--- WORK TASK ---
Set down the whole listing below exactly. The pictures stay out.

--- EXERCISE INPUTS ---
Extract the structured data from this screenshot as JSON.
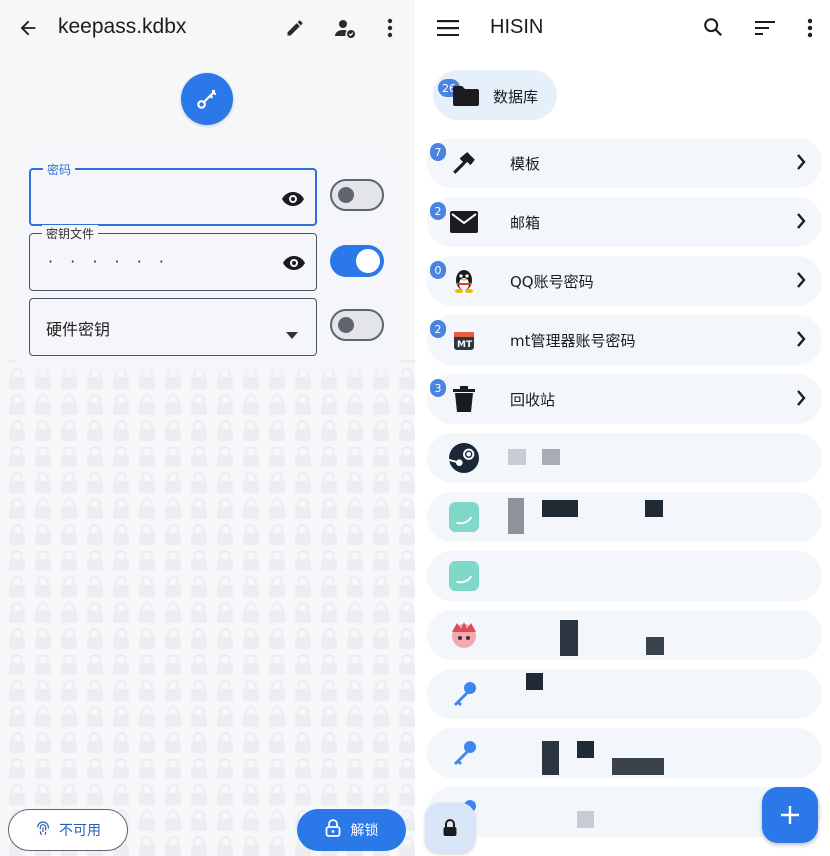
{
  "left": {
    "title": "keepass.kdbx",
    "fields": {
      "password": {
        "label": "密码",
        "value": ""
      },
      "keyfile": {
        "label": "密钥文件",
        "value": "· · · · · ·"
      },
      "hardware_key": {
        "label": "硬件密钥"
      }
    },
    "switches": {
      "password": false,
      "keyfile": true,
      "hardware_key": false
    },
    "buttons": {
      "biometric": "不可用",
      "unlock": "解锁"
    }
  },
  "right": {
    "title": "HISIN",
    "root_group": {
      "count": "26",
      "label": "数据库"
    },
    "groups": [
      {
        "count": "7",
        "label": "模板",
        "icon": "hammer-icon"
      },
      {
        "count": "2",
        "label": "邮箱",
        "icon": "mail-icon"
      },
      {
        "count": "0",
        "label": "QQ账号密码",
        "icon": "qq-penguin-icon"
      },
      {
        "count": "2",
        "label": "mt管理器账号密码",
        "icon": "mt-manager-icon"
      },
      {
        "count": "3",
        "label": "回收站",
        "icon": "trash-icon"
      }
    ],
    "entries": [
      {
        "icon": "steam-icon"
      },
      {
        "icon": "app-icon"
      },
      {
        "icon": "app-icon"
      },
      {
        "icon": "avatar-icon"
      },
      {
        "icon": "key-icon"
      },
      {
        "icon": "key-icon"
      },
      {
        "icon": "key-icon"
      }
    ]
  },
  "colors": {
    "accent": "#2b78e8",
    "row_bg": "#f3f6fa",
    "chip_bg": "#e6f0fb"
  }
}
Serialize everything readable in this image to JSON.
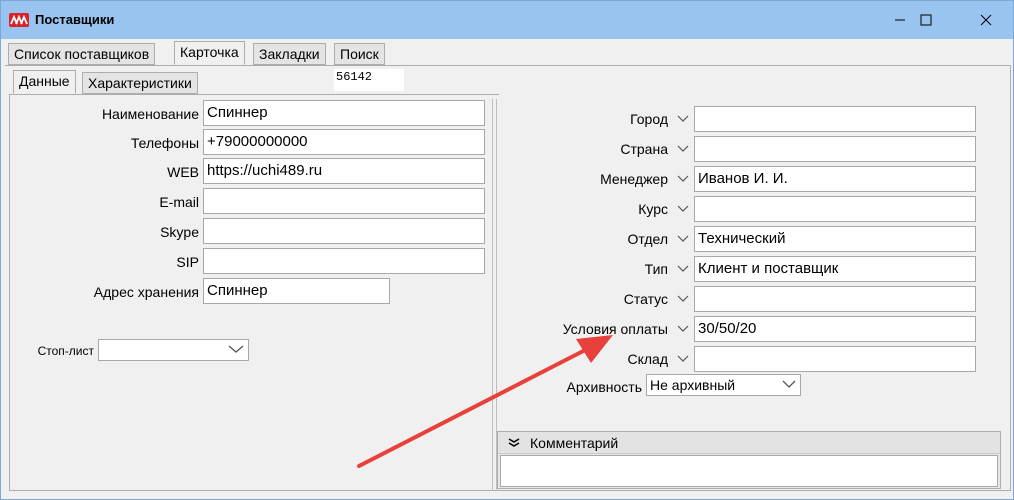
{
  "window": {
    "title": "Поставщики",
    "accent": "#99c4f0"
  },
  "top_tabs": [
    {
      "label": "Список поставщиков",
      "active": false
    },
    {
      "label": "Карточка",
      "active": true
    },
    {
      "label": "Закладки",
      "active": false
    },
    {
      "label": "Поиск",
      "active": false
    }
  ],
  "sub_tabs": [
    {
      "label": "Данные",
      "active": true
    },
    {
      "label": "Характеристики",
      "active": false
    }
  ],
  "record_id": "56142",
  "left_form": {
    "fields": [
      {
        "label": "Наименование",
        "value": "Спиннер"
      },
      {
        "label": "Телефоны",
        "value": "+79000000000"
      },
      {
        "label": "WEB",
        "value": "https://uchi489.ru"
      },
      {
        "label": "E-mail",
        "value": ""
      },
      {
        "label": "Skype",
        "value": ""
      },
      {
        "label": "SIP",
        "value": ""
      },
      {
        "label": "Адрес хранения",
        "value": "Спиннер"
      }
    ],
    "stoplist": {
      "label": "Стоп-лист",
      "value": ""
    }
  },
  "right_form": {
    "fields": [
      {
        "label": "Город",
        "value": ""
      },
      {
        "label": "Страна",
        "value": ""
      },
      {
        "label": "Менеджер",
        "value": "Иванов И. И."
      },
      {
        "label": "Курс",
        "value": ""
      },
      {
        "label": "Отдел",
        "value": "Технический"
      },
      {
        "label": "Тип",
        "value": "Клиент и поставщик"
      },
      {
        "label": "Статус",
        "value": ""
      },
      {
        "label": "Условия оплаты",
        "value": "30/50/20"
      },
      {
        "label": "Склад",
        "value": ""
      }
    ],
    "archive": {
      "label": "Архивность",
      "value": "Не архивный"
    }
  },
  "comment": {
    "label": "Комментарий",
    "value": ""
  },
  "annotation": {
    "color": "#e8403a"
  }
}
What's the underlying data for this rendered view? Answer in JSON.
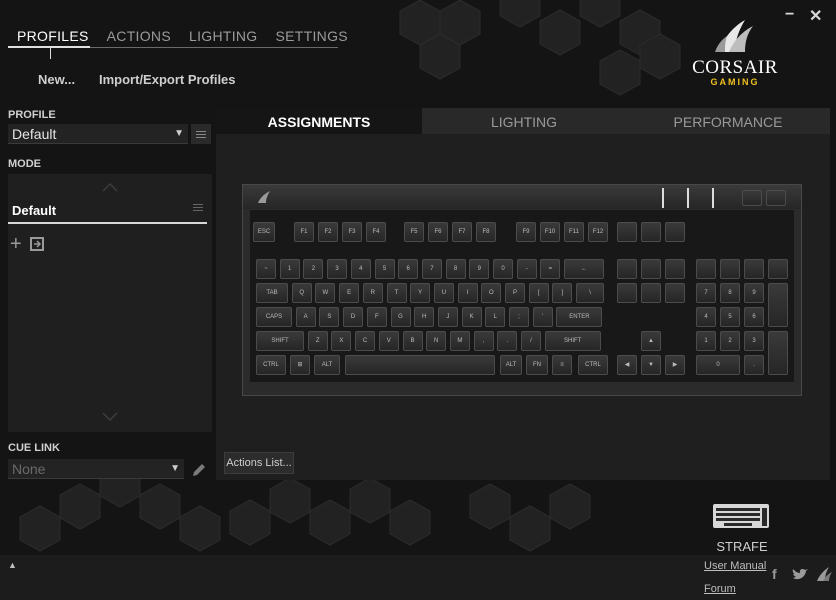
{
  "nav": {
    "tabs": [
      "PROFILES",
      "ACTIONS",
      "LIGHTING",
      "SETTINGS"
    ],
    "sub": {
      "new": "New...",
      "import_export": "Import/Export Profiles"
    }
  },
  "window": {
    "minimize": "−",
    "close": "✕"
  },
  "logo": {
    "brand": "CORSAIR",
    "sub": "GAMING"
  },
  "sidebar": {
    "profile_label": "PROFILE",
    "profile_value": "Default",
    "mode_label": "MODE",
    "mode_item": "Default",
    "cue_link_label": "CUE LINK",
    "cue_link_value": "None"
  },
  "panel": {
    "tabs": [
      "ASSIGNMENTS",
      "LIGHTING",
      "PERFORMANCE"
    ],
    "actions_list": "Actions List..."
  },
  "keyboard": {
    "rows": {
      "fn": [
        "ESC",
        "F1",
        "F2",
        "F3",
        "F4",
        "F5",
        "F6",
        "F7",
        "F8",
        "F9",
        "F10",
        "F11",
        "F12"
      ],
      "num": [
        "~",
        "1",
        "2",
        "3",
        "4",
        "5",
        "6",
        "7",
        "8",
        "9",
        "0",
        "-",
        "=",
        "←"
      ],
      "top": [
        "TAB",
        "Q",
        "W",
        "E",
        "R",
        "T",
        "Y",
        "U",
        "I",
        "O",
        "P",
        "[",
        "]",
        "\\"
      ],
      "home": [
        "CAPS LOCK",
        "A",
        "S",
        "D",
        "F",
        "G",
        "H",
        "J",
        "K",
        "L",
        ";",
        "'",
        "ENTER"
      ],
      "bottom": [
        "SHIFT",
        "Z",
        "X",
        "C",
        "V",
        "B",
        "N",
        "M",
        ",",
        ".",
        "/",
        "SHIFT"
      ],
      "space": [
        "CTRL",
        "⊞",
        "ALT",
        "",
        "ALT",
        "FN",
        "≡",
        "CTRL"
      ],
      "numpad": [
        "7",
        "8",
        "9",
        "4",
        "5",
        "6",
        "1",
        "2",
        "3",
        "0",
        "."
      ]
    }
  },
  "device": {
    "name": "STRAFE"
  },
  "footer": {
    "user_manual": "User Manual",
    "forum": "Forum",
    "expand_icon": "▲"
  },
  "colors": {
    "accent": "#f0c020",
    "bg": "#141414",
    "panel": "#1f1f1f"
  }
}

--- COMPLETED TASK ---
Extract the structured data from this screenshot as JSON.
{
  "left": {
    "title": "keepass.kdbx",
    "fields": {
      "password": {
        "label": "密码",
        "value": ""
      },
      "keyfile": {
        "label": "密钥文件",
        "value": "· · · · · ·"
      },
      "hardware_key": {
        "label": "硬件密钥"
      }
    },
    "switches": {
      "password": false,
      "keyfile": true,
      "hardware_key": false
    },
    "buttons": {
      "biometric": "不可用",
      "unlock": "解锁"
    }
  },
  "right": {
    "title": "HISIN",
    "root_group": {
      "count": "26",
      "label": "数据库"
    },
    "groups": [
      {
        "count": "7",
        "label": "模板",
        "icon": "hammer-icon"
      },
      {
        "count": "2",
        "label": "邮箱",
        "icon": "mail-icon"
      },
      {
        "count": "0",
        "label": "QQ账号密码",
        "icon": "qq-penguin-icon"
      },
      {
        "count": "2",
        "label": "mt管理器账号密码",
        "icon": "mt-manager-icon"
      },
      {
        "count": "3",
        "label": "回收站",
        "icon": "trash-icon"
      }
    ],
    "entries": [
      {
        "icon": "steam-icon"
      },
      {
        "icon": "app-icon"
      },
      {
        "icon": "app-icon"
      },
      {
        "icon": "avatar-icon"
      },
      {
        "icon": "key-icon"
      },
      {
        "icon": "key-icon"
      },
      {
        "icon": "key-icon"
      }
    ]
  },
  "colors": {
    "accent": "#2b78e8",
    "row_bg": "#f3f6fa",
    "chip_bg": "#e6f0fb"
  }
}
Serialize everything readable in this image to JSON.
{
  "window": {
    "title": "Поставщики",
    "accent": "#99c4f0"
  },
  "top_tabs": [
    {
      "label": "Список поставщиков",
      "active": false
    },
    {
      "label": "Карточка",
      "active": true
    },
    {
      "label": "Закладки",
      "active": false
    },
    {
      "label": "Поиск",
      "active": false
    }
  ],
  "sub_tabs": [
    {
      "label": "Данные",
      "active": true
    },
    {
      "label": "Характеристики",
      "active": false
    }
  ],
  "record_id": "56142",
  "left_form": {
    "fields": [
      {
        "label": "Наименование",
        "value": "Спиннер"
      },
      {
        "label": "Телефоны",
        "value": "+79000000000"
      },
      {
        "label": "WEB",
        "value": "https://uchi489.ru"
      },
      {
        "label": "E-mail",
        "value": ""
      },
      {
        "label": "Skype",
        "value": ""
      },
      {
        "label": "SIP",
        "value": ""
      },
      {
        "label": "Адрес хранения",
        "value": "Спиннер"
      }
    ],
    "stoplist": {
      "label": "Стоп-лист",
      "value": ""
    }
  },
  "right_form": {
    "fields": [
      {
        "label": "Город",
        "value": ""
      },
      {
        "label": "Страна",
        "value": ""
      },
      {
        "label": "Менеджер",
        "value": "Иванов И. И."
      },
      {
        "label": "Курс",
        "value": ""
      },
      {
        "label": "Отдел",
        "value": "Технический"
      },
      {
        "label": "Тип",
        "value": "Клиент и поставщик"
      },
      {
        "label": "Статус",
        "value": ""
      },
      {
        "label": "Условия оплаты",
        "value": "30/50/20"
      },
      {
        "label": "Склад",
        "value": ""
      }
    ],
    "archive": {
      "label": "Архивность",
      "value": "Не архивный"
    }
  },
  "comment": {
    "label": "Комментарий",
    "value": ""
  },
  "annotation": {
    "color": "#e8403a"
  }
}
What's the underlying data for this rendered view? Answer in JSON.
{
  "nav": {
    "tabs": [
      "PROFILES",
      "ACTIONS",
      "LIGHTING",
      "SETTINGS"
    ],
    "sub": {
      "new": "New...",
      "import_export": "Import/Export Profiles"
    }
  },
  "window": {
    "minimize": "−",
    "close": "✕"
  },
  "logo": {
    "brand": "CORSAIR",
    "sub": "GAMING"
  },
  "sidebar": {
    "profile_label": "PROFILE",
    "profile_value": "Default",
    "mode_label": "MODE",
    "mode_item": "Default",
    "cue_link_label": "CUE LINK",
    "cue_link_value": "None"
  },
  "panel": {
    "tabs": [
      "ASSIGNMENTS",
      "LIGHTING",
      "PERFORMANCE"
    ],
    "actions_list": "Actions List..."
  },
  "keyboard": {
    "rows": {
      "fn": [
        "ESC",
        "F1",
        "F2",
        "F3",
        "F4",
        "F5",
        "F6",
        "F7",
        "F8",
        "F9",
        "F10",
        "F11",
        "F12"
      ],
      "num": [
        "~",
        "1",
        "2",
        "3",
        "4",
        "5",
        "6",
        "7",
        "8",
        "9",
        "0",
        "-",
        "=",
        "←"
      ],
      "top": [
        "TAB",
        "Q",
        "W",
        "E",
        "R",
        "T",
        "Y",
        "U",
        "I",
        "O",
        "P",
        "[",
        "]",
        "\\"
      ],
      "home": [
        "CAPS LOCK",
        "A",
        "S",
        "D",
        "F",
        "G",
        "H",
        "J",
        "K",
        "L",
        ";",
        "'",
        "ENTER"
      ],
      "bottom": [
        "SHIFT",
        "Z",
        "X",
        "C",
        "V",
        "B",
        "N",
        "M",
        ",",
        ".",
        "/",
        "SHIFT"
      ],
      "space": [
        "CTRL",
        "⊞",
        "ALT",
        "",
        "ALT",
        "FN",
        "≡",
        "CTRL"
      ],
      "numpad": [
        "7",
        "8",
        "9",
        "4",
        "5",
        "6",
        "1",
        "2",
        "3",
        "0",
        "."
      ]
    }
  },
  "device": {
    "name": "STRAFE"
  },
  "footer": {
    "user_manual": "User Manual",
    "forum": "Forum",
    "expand_icon": "▲"
  },
  "colors": {
    "accent": "#f0c020",
    "bg": "#141414",
    "panel": "#1f1f1f"
  }
}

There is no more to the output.